Assistant Attorney General Kathryn Rowe released an opinion this week in response to a request from Montgomery County Delegate Heather Mizeur for advice on how to interpret the ruling. Rowe told Mizeur a motion for reconsideration of the ruling "delays the effect of the decision."
Mizeur said after the ruling was handed down, she began to receive calls from pit bull owners who were being evicted by their landlords.
The Baltimore Sun reported the original ruling, handed down in April, dictated pit bulls and mixed pit bull breeds were different from other dogs in that they were dangerous by nature. The decision increased the liability of pit bull owners, who were previously able to provide proof to landlords showing their dogs had a nonviolent nature.
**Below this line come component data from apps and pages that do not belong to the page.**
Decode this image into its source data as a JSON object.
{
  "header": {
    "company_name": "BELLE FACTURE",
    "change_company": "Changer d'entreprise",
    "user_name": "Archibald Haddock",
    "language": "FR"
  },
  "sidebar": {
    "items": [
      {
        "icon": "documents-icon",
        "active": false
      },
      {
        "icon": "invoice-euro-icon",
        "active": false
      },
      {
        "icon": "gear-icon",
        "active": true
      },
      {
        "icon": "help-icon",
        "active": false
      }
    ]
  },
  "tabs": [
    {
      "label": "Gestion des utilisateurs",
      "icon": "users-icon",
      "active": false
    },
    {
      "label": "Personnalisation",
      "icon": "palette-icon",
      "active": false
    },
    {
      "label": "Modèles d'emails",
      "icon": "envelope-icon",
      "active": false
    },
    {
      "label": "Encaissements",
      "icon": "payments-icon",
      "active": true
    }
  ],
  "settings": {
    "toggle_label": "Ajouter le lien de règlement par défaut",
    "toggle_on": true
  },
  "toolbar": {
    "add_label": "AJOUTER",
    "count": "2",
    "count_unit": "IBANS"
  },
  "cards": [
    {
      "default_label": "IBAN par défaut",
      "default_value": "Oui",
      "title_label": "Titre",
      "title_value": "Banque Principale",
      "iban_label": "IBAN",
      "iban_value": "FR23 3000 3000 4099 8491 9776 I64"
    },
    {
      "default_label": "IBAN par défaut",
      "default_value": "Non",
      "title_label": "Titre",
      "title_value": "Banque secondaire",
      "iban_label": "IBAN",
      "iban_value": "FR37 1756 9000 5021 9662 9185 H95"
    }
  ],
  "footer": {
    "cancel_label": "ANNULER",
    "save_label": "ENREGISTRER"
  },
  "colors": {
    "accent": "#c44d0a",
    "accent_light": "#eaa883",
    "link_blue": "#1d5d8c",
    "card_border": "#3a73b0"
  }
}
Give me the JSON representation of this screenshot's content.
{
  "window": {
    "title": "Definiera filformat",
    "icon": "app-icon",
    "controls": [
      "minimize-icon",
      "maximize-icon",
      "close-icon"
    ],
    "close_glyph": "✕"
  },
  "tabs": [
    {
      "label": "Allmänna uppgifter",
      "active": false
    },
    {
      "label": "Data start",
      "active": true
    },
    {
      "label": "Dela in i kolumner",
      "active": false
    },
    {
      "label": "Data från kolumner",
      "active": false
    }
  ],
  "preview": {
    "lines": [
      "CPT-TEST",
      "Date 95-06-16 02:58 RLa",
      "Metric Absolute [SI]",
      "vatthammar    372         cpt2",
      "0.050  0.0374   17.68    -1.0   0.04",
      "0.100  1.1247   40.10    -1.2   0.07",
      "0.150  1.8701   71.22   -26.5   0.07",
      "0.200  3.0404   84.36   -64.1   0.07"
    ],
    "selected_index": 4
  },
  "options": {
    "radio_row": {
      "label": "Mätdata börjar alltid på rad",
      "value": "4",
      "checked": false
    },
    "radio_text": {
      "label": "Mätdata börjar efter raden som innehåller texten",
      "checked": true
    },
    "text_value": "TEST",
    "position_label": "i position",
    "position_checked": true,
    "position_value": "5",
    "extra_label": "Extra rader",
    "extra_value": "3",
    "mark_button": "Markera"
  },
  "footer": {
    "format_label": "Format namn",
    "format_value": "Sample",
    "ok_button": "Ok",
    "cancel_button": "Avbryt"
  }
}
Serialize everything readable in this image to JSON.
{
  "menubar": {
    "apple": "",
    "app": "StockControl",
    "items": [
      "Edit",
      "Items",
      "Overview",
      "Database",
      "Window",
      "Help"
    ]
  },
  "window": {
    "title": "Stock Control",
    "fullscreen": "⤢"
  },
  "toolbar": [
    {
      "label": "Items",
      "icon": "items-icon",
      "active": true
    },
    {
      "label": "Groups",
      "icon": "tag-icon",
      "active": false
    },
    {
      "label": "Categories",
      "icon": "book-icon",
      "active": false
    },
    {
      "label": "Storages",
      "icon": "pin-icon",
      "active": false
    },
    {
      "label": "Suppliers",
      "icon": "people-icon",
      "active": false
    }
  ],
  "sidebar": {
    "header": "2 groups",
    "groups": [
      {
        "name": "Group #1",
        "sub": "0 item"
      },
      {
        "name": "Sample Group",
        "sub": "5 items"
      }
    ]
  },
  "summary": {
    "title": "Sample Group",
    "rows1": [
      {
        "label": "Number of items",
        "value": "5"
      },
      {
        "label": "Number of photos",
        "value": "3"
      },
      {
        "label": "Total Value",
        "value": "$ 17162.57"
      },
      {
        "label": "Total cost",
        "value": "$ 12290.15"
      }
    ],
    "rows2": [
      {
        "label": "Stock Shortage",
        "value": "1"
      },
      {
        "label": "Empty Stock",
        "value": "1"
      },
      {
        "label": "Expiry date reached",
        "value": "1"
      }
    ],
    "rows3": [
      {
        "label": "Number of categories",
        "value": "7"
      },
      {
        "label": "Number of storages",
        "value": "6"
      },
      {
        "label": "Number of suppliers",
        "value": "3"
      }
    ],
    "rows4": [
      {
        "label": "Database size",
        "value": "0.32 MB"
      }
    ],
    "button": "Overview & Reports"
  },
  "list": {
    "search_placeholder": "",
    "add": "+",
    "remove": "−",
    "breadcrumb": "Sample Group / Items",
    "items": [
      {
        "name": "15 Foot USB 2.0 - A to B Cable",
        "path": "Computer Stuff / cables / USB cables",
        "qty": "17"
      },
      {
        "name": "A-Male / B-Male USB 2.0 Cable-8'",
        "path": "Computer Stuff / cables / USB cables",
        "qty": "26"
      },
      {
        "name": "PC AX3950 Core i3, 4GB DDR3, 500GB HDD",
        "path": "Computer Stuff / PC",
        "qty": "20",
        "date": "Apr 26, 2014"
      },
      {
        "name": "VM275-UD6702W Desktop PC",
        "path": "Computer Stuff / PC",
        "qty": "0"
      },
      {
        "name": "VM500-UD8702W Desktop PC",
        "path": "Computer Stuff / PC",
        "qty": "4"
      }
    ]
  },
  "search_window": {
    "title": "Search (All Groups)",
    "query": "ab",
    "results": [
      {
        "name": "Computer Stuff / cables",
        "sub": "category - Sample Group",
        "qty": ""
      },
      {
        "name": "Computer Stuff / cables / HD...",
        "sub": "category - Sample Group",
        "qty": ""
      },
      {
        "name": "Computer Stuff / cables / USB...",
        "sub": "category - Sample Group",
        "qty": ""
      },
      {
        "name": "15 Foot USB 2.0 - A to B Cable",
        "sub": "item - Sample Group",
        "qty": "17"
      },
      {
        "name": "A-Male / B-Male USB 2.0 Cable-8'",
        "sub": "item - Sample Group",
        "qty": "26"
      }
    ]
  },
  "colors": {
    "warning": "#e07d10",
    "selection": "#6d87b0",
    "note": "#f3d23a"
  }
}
The requirement still stands for other dog breeds.
The ruling concluded the case of 10-year-old Dominic Solesky, who was mauled by a neighbor's pit bull in 2007. Solesky's family filed suit against the owner's landlord, Dorothy Tracey.